For the above stated reasons, I would affirm.
MCKELLAR, A.J., concurs.
1. S.C.Code Ann. §15-5-150 (1976); see also Nix v. Mercury Motor Express, Inc., 270 S.C. 477, 242 S.E.2d 683 (1978) (holding that the application of the Door Closing Statute is a question of subject matter jurisdiction).
2. Janet's husband, David Murphy, claims loss of consortium.
3. This case was originally heard by a panel of this court, which issued an opinion affirming the trial court's dismissal of the Murphys' claims. See Murphy v. Owens-Corning Fiberglas Corp., Op. No. 3203 (S.C. Ct. App. filed June 26, 2000). On October 5, 2000, the full Court of Appeals voted to rehear the case en banc pursuant to S.C. Code Ann. section 14-8-90 (Supp. 2000). Accordingly, the original panel opinion is hereby withdrawn and the following opinion substituted therefor.
4. Janet Murphy was diagnosed with mesothelioma in July, 1995. As a result of the disease, Janet died during the seven months that followed expedited oral argument.
5. We note that "subject of the action" is typically inapplicable in personal injury actions. See Ophuls & Hill, Inc. v. Carolina Ice & Fuel Co., 160 S.C. 441, 450, 158 S.E. 824, 827 (1931) (quoting Columbia Nat'l Bank v. Rizer, 153 S.C. 43, 55, 150 S.E. 316, 320 (1929), "The subject of the action is . . . not the wrong which gives the plaintiff the right to ask the interposition of the court, nor is it that which the court is asked to do for him, but it must be the matter or thing, differing both from the wrong and the relief, in regard to which the controversy has arisen, concerning which the wrong has been done; and this is, ordinarily, the property, or the contract and its subject-matter, or other thing involved in the dispute.") (emphasis omitted).
6. The fourth circuit affirmed the decision in an unpublished opinion, reported in full at 1996 WL 452595. The court stated: "His purchase and use of cigarettes in South Carolina, which remains unproven except for an insignificant percentage of the total packages he bought and consumed . . . is too tenuous to qualify as 'causing' death in the instant case." Id. at *2. The present case is clearly distinguishable. The affidavit of Dr. Victor L. Roggli establishes a direct connection between Janet Murphy's South Carolina exposure to asbestos and her subsequent development of mesothelioma.
7. For example, if a party were injured by a foreign corporation from exposure to asbestos solely in South Carolina, yet the diagnosis or manifestation of injury occurs only after the party moved to another state, the dissent's approach would foreclose that party from maintaining an action in our courts.

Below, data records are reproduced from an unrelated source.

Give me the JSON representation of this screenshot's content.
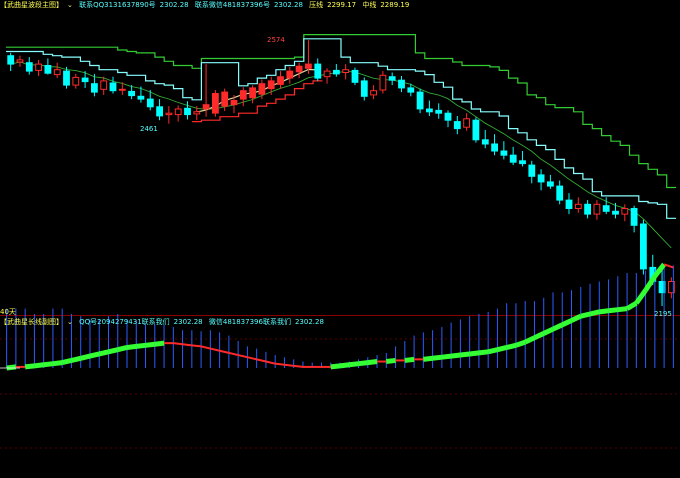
{
  "main_header": {
    "title": "【武曲星波段主图】",
    "caret": "⌄",
    "contact_qq": "联系QQ3131637890号",
    "contact_qq_value": "2302.28",
    "contact_wx": "联系微信481837396号",
    "contact_wx_value": "2302.28",
    "pressure_label": "压线",
    "pressure_value": "2299.17",
    "mid_label": "中线",
    "mid_value": "2289.19"
  },
  "sub_header": {
    "title": "【武曲星长线副图】",
    "caret": "⌄",
    "qq_label": "QQ号2094279431联系我们",
    "qq_value": "2302.28",
    "wx_label": "微信481837396联系我们",
    "wx_value": "2302.28"
  },
  "main_labels": {
    "high_mark": "2574",
    "low_mark": "2461",
    "bottom_mark": "2195",
    "period_label": "40天"
  },
  "colors": {
    "background": "#000000",
    "bull_candle": "#ff2a2a",
    "bear_candle": "#00ffff",
    "upper_band": "#33cc33",
    "mid_band": "#88ffff",
    "ma_line": "#d9d9a0",
    "stop_line": "#ff2a2a",
    "grid": "#b00000",
    "sub_bar": "#2b5cff",
    "osc_green": "#33ff33",
    "osc_red": "#ff2a2a"
  },
  "chart_data": {
    "type": "candlestick",
    "title": "武曲星波段主图",
    "ylim": [
      2195,
      2600
    ],
    "candles": [
      [
        2552,
        2556,
        2530,
        2540
      ],
      [
        2543,
        2552,
        2536,
        2546
      ],
      [
        2542,
        2550,
        2525,
        2530
      ],
      [
        2531,
        2546,
        2523,
        2540
      ],
      [
        2538,
        2548,
        2525,
        2527
      ],
      [
        2525,
        2542,
        2520,
        2532
      ],
      [
        2530,
        2536,
        2505,
        2510
      ],
      [
        2510,
        2526,
        2505,
        2521
      ],
      [
        2520,
        2530,
        2506,
        2515
      ],
      [
        2512,
        2526,
        2494,
        2500
      ],
      [
        2504,
        2522,
        2496,
        2516
      ],
      [
        2513,
        2522,
        2498,
        2502
      ],
      [
        2503,
        2514,
        2496,
        2504
      ],
      [
        2501,
        2510,
        2490,
        2495
      ],
      [
        2494,
        2508,
        2485,
        2490
      ],
      [
        2490,
        2503,
        2474,
        2479
      ],
      [
        2479,
        2490,
        2460,
        2466
      ],
      [
        2468,
        2480,
        2455,
        2470
      ],
      [
        2468,
        2481,
        2458,
        2476
      ],
      [
        2477,
        2487,
        2461,
        2468
      ],
      [
        2469,
        2480,
        2460,
        2472
      ],
      [
        2476,
        2540,
        2465,
        2482
      ],
      [
        2470,
        2503,
        2465,
        2498
      ],
      [
        2480,
        2505,
        2473,
        2500
      ],
      [
        2482,
        2496,
        2470,
        2488
      ],
      [
        2490,
        2507,
        2480,
        2502
      ],
      [
        2492,
        2510,
        2484,
        2506
      ],
      [
        2497,
        2518,
        2490,
        2512
      ],
      [
        2505,
        2522,
        2496,
        2516
      ],
      [
        2511,
        2530,
        2505,
        2522
      ],
      [
        2520,
        2536,
        2512,
        2530
      ],
      [
        2529,
        2542,
        2520,
        2537
      ],
      [
        2534,
        2574,
        2526,
        2540
      ],
      [
        2540,
        2548,
        2516,
        2520
      ],
      [
        2522,
        2534,
        2512,
        2530
      ],
      [
        2531,
        2540,
        2522,
        2526
      ],
      [
        2528,
        2540,
        2518,
        2532
      ],
      [
        2531,
        2535,
        2510,
        2514
      ],
      [
        2516,
        2521,
        2488,
        2494
      ],
      [
        2496,
        2510,
        2490,
        2502
      ],
      [
        2503,
        2530,
        2498,
        2524
      ],
      [
        2522,
        2528,
        2510,
        2517
      ],
      [
        2517,
        2523,
        2500,
        2506
      ],
      [
        2506,
        2512,
        2494,
        2500
      ],
      [
        2500,
        2505,
        2470,
        2476
      ],
      [
        2476,
        2488,
        2466,
        2472
      ],
      [
        2474,
        2484,
        2462,
        2470
      ],
      [
        2470,
        2474,
        2450,
        2460
      ],
      [
        2458,
        2466,
        2440,
        2448
      ],
      [
        2450,
        2470,
        2445,
        2462
      ],
      [
        2460,
        2464,
        2428,
        2432
      ],
      [
        2432,
        2446,
        2420,
        2426
      ],
      [
        2426,
        2440,
        2410,
        2416
      ],
      [
        2416,
        2430,
        2404,
        2410
      ],
      [
        2410,
        2422,
        2396,
        2400
      ],
      [
        2402,
        2416,
        2394,
        2398
      ],
      [
        2396,
        2402,
        2370,
        2380
      ],
      [
        2382,
        2390,
        2360,
        2372
      ],
      [
        2372,
        2382,
        2362,
        2366
      ],
      [
        2366,
        2374,
        2340,
        2346
      ],
      [
        2346,
        2356,
        2326,
        2334
      ],
      [
        2334,
        2350,
        2328,
        2340
      ],
      [
        2340,
        2346,
        2320,
        2326
      ],
      [
        2326,
        2346,
        2318,
        2340
      ],
      [
        2338,
        2350,
        2326,
        2330
      ],
      [
        2330,
        2342,
        2320,
        2326
      ],
      [
        2326,
        2340,
        2316,
        2334
      ],
      [
        2334,
        2338,
        2300,
        2310
      ],
      [
        2312,
        2318,
        2240,
        2248
      ],
      [
        2250,
        2268,
        2225,
        2230
      ],
      [
        2230,
        2246,
        2195,
        2214
      ],
      [
        2214,
        2236,
        2206,
        2230
      ]
    ],
    "levels": {
      "high": 2574,
      "low": 2461,
      "bottom": 2195
    },
    "sub_chart": {
      "title": "武曲星长线副图",
      "baseline": 0,
      "ylim": [
        -100,
        0
      ],
      "osc": [
        0,
        -1,
        -1,
        -2,
        -3,
        -4,
        -5,
        -7,
        -9,
        -11,
        -13,
        -15,
        -17,
        -19,
        -20,
        -21,
        -22,
        -23,
        -23,
        -22,
        -21,
        -20,
        -18,
        -16,
        -14,
        -12,
        -10,
        -8,
        -6,
        -4,
        -3,
        -2,
        -1,
        -1,
        -1,
        -1,
        -2,
        -3,
        -4,
        -5,
        -6,
        -6,
        -7,
        -7,
        -8,
        -8,
        -9,
        -10,
        -11,
        -12,
        -13,
        -14,
        -15,
        -17,
        -19,
        -21,
        -24,
        -28,
        -32,
        -36,
        -40,
        -44,
        -48,
        -50,
        -52,
        -53,
        -54,
        -55,
        -60,
        -72,
        -85,
        -96,
        -93
      ],
      "bars": [
        -55,
        -55,
        -55,
        -50,
        -50,
        -55,
        -55,
        -50,
        -48,
        -45,
        -45,
        -48,
        -50,
        -45,
        -44,
        -40,
        -40,
        -40,
        -38,
        -35,
        -35,
        -34,
        -35,
        -33,
        -30,
        -25,
        -20,
        -18,
        -15,
        -12,
        -10,
        -8,
        -6,
        -5,
        -5,
        -5,
        -5,
        -6,
        -8,
        -10,
        -12,
        -14,
        -20,
        -25,
        -30,
        -33,
        -35,
        -38,
        -42,
        -45,
        -48,
        -50,
        -52,
        -55,
        -60,
        -60,
        -62,
        -62,
        -65,
        -70,
        -70,
        -72,
        -75,
        -78,
        -80,
        -82,
        -85,
        -88,
        -88,
        -90,
        -92,
        -93,
        -95
      ]
    }
  }
}
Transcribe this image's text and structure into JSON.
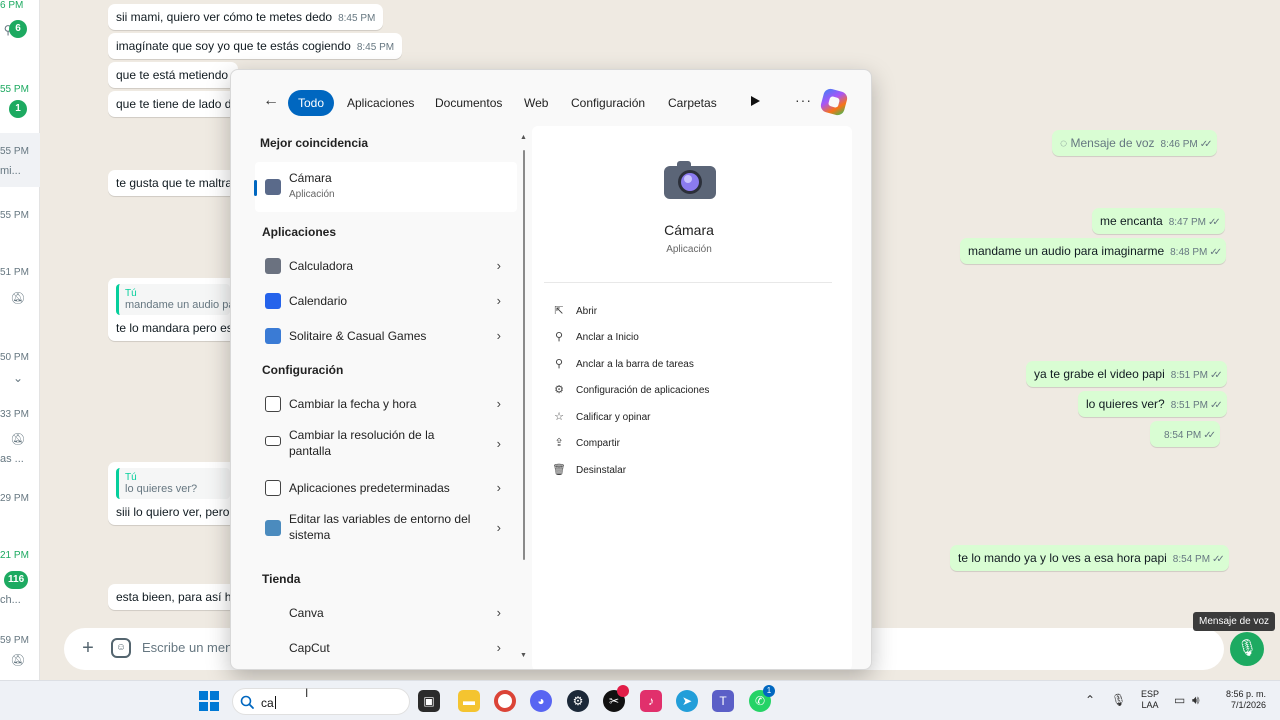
{
  "whatsapp": {
    "sidebar": [
      {
        "time": "6 PM",
        "badge": "6"
      },
      {
        "time": "55 PM",
        "badge": "1"
      },
      {
        "time": "55 PM",
        "text": "mi..."
      },
      {
        "time": "55 PM"
      },
      {
        "time": "51 PM",
        "icon": "mute-icon"
      },
      {
        "time": "50 PM",
        "icon": "chevron-down-icon"
      },
      {
        "time": "33 PM",
        "text": "as ...",
        "icon": "mute-icon"
      },
      {
        "time": "29 PM"
      },
      {
        "time": "21 PM",
        "badge": "116",
        "text": "ch..."
      },
      {
        "time": "59 PM",
        "icon": "mute-icon"
      }
    ],
    "incoming": [
      {
        "text": "sii mami, quiero ver cómo te metes dedo",
        "time": "8:45 PM"
      },
      {
        "text": "imagínate que soy yo que te estás cogiendo",
        "time": "8:45 PM"
      },
      {
        "text": "que te está metiendo"
      },
      {
        "text": "que te tiene de lado d"
      },
      {
        "text": "te gusta que te maltra"
      },
      {
        "quote_author": "Tú",
        "quote_text": "mandame un audio pa",
        "text": "te lo mandara pero es"
      },
      {
        "quote_author": "Tú",
        "quote_text": "lo quieres ver?",
        "text": "siii lo quiero ver, pero"
      },
      {
        "text": "esta bieen, para así ha"
      }
    ],
    "outgoing": [
      {
        "text": "Mensaje de voz",
        "time": "8:46 PM"
      },
      {
        "text": "me encanta",
        "time": "8:47 PM"
      },
      {
        "text": "mandame un audio para imaginarme",
        "time": "8:48 PM"
      },
      {
        "text": "ya te grabe el video papi",
        "time": "8:51 PM"
      },
      {
        "text": "lo quieres ver?",
        "time": "8:51 PM"
      },
      {
        "text": "",
        "time": "8:54 PM"
      },
      {
        "text": "te lo mando ya y lo ves a esa hora papi",
        "time": "8:54 PM"
      }
    ],
    "composer": {
      "placeholder": "Escribe un mensaje",
      "mic_tooltip": "Mensaje de voz"
    },
    "colors": {
      "green": "#1daa61",
      "outgoing_bubble": "#d9fdd3",
      "chat_bg": "#efeae2"
    }
  },
  "search_panel": {
    "filters": [
      "Todo",
      "Aplicaciones",
      "Documentos",
      "Web",
      "Configuración",
      "Carpetas"
    ],
    "active_filter": "Todo",
    "sections": {
      "best_match": "Mejor coincidencia",
      "apps": "Aplicaciones",
      "settings": "Configuración",
      "store": "Tienda"
    },
    "best_match": {
      "name": "Cámara",
      "type": "Aplicación"
    },
    "apps": [
      "Calculadora",
      "Calendario",
      "Solitaire & Casual Games"
    ],
    "settings": [
      "Cambiar la fecha y hora",
      "Cambiar la resolución de la pantalla",
      "Aplicaciones predeterminadas",
      "Editar las variables de entorno del sistema"
    ],
    "store": [
      "Canva",
      "CapCut"
    ],
    "detail": {
      "name": "Cámara",
      "type": "Aplicación",
      "actions": [
        {
          "label": "Abrir",
          "icon": "open-icon"
        },
        {
          "label": "Anclar a Inicio",
          "icon": "pin-icon"
        },
        {
          "label": "Anclar a la barra de tareas",
          "icon": "pin-icon"
        },
        {
          "label": "Configuración de aplicaciones",
          "icon": "gear-icon"
        },
        {
          "label": "Calificar y opinar",
          "icon": "star-icon"
        },
        {
          "label": "Compartir",
          "icon": "share-icon"
        },
        {
          "label": "Desinstalar",
          "icon": "trash-icon"
        }
      ]
    },
    "accent": "#0067c0"
  },
  "taskbar": {
    "search_text": "ca",
    "apps": [
      "file-explorer",
      "chrome",
      "discord",
      "steam",
      "capcut",
      "tiktok",
      "telegram",
      "teams",
      "whatsapp"
    ],
    "lang_top": "ESP",
    "lang_bottom": "LAA",
    "time": "8:56 p. m.",
    "date": "7/1/2026",
    "whatsapp_badge": "1"
  }
}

Conversely, if a party were injured by exposure to asbestos solely in a state other than South Carolina, yet the diagnosis or manifestation of injury occurred here, the dissent's approach would permit the action to be filed and pursued in the South Carolina courts merely because the "element of injury" had been established in South Carolina. Such results would be contrary to existing law and recognized legislative objectives.
8. As relevant to this case, S.C.Code Ann. §15-5-150 (1977) provides "[a]n action against a corporation created by or under the laws of any other state, government, or country may be brought in the circuit court: (2) [b]y a plaintiff not a resident of this State when the cause of action shall have arisen . . . within this State."